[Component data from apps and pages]
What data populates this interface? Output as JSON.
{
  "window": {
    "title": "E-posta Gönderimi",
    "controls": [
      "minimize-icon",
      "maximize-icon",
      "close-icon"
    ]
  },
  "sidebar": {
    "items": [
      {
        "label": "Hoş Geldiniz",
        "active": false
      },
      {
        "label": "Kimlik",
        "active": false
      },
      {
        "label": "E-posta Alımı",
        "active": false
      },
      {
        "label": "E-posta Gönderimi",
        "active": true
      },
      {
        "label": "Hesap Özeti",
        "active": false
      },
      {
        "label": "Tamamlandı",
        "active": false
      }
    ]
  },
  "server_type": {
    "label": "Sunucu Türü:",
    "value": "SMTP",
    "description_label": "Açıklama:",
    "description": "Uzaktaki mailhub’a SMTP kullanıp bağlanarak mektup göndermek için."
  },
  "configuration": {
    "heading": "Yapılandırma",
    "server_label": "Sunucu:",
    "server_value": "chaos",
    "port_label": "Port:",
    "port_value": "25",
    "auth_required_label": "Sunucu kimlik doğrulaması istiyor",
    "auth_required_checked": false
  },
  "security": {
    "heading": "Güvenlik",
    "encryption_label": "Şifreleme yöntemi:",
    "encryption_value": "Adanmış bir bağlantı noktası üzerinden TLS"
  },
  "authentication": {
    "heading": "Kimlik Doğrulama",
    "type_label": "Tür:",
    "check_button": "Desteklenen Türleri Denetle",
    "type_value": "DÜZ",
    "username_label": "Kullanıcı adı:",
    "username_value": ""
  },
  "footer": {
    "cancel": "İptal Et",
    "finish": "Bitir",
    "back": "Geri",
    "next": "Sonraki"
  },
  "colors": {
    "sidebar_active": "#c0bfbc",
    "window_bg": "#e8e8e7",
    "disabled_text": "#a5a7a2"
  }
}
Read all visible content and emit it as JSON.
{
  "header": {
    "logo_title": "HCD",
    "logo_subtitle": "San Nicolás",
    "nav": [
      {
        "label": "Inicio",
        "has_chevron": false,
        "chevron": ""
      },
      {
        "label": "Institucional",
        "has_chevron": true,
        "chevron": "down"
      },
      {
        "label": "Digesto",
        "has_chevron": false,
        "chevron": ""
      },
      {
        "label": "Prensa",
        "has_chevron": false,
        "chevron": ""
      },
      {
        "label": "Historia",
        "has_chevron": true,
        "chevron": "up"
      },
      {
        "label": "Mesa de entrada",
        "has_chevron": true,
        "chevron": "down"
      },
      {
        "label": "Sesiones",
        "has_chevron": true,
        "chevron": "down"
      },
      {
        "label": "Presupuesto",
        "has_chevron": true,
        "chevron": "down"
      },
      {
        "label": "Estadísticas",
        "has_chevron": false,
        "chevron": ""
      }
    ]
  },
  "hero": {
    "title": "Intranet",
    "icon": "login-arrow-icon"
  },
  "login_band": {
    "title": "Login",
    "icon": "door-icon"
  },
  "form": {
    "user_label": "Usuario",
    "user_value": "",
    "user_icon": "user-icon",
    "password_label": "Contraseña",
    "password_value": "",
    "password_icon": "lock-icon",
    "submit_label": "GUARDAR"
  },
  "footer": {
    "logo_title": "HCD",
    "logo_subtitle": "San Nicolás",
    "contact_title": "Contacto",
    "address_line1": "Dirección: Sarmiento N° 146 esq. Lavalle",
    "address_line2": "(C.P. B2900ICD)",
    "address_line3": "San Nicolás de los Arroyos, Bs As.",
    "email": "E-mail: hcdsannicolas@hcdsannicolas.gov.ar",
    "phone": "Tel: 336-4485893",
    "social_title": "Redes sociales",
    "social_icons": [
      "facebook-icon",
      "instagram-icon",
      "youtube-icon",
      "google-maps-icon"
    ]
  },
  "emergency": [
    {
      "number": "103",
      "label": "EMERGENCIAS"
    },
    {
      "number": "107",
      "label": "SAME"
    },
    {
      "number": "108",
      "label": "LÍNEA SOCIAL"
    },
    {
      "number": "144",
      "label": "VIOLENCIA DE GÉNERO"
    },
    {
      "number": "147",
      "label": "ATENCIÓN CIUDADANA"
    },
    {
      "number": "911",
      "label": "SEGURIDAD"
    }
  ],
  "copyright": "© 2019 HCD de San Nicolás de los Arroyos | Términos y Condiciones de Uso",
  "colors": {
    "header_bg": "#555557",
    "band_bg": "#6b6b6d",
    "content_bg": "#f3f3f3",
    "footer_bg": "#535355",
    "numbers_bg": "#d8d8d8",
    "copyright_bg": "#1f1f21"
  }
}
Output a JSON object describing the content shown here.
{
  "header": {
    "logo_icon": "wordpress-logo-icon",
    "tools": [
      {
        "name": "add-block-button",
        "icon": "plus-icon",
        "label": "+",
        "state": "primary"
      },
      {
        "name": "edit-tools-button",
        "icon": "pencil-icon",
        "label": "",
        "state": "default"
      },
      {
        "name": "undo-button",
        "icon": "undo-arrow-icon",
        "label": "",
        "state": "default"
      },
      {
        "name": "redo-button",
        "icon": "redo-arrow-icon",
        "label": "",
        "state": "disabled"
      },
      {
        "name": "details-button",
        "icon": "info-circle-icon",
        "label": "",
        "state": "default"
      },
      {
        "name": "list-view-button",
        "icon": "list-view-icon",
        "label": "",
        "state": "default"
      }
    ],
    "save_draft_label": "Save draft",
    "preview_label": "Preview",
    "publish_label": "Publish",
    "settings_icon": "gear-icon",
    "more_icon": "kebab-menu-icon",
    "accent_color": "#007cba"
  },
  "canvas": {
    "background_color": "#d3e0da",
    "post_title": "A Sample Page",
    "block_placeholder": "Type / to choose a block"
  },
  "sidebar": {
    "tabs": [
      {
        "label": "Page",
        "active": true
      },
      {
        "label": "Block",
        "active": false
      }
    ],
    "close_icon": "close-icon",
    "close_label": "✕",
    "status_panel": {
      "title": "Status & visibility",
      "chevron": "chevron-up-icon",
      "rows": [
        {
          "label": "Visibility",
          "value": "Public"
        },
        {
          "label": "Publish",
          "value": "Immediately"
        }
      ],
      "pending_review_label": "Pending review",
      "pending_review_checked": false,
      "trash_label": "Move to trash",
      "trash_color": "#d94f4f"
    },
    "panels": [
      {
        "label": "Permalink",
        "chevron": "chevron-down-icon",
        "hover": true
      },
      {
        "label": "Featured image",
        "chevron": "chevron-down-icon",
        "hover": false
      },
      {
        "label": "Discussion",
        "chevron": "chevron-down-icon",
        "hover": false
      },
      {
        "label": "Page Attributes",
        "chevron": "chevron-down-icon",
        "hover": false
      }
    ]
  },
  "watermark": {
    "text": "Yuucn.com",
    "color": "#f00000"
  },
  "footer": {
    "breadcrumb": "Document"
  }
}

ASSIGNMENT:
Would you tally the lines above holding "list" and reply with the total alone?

EXERCISE ANSWER:
2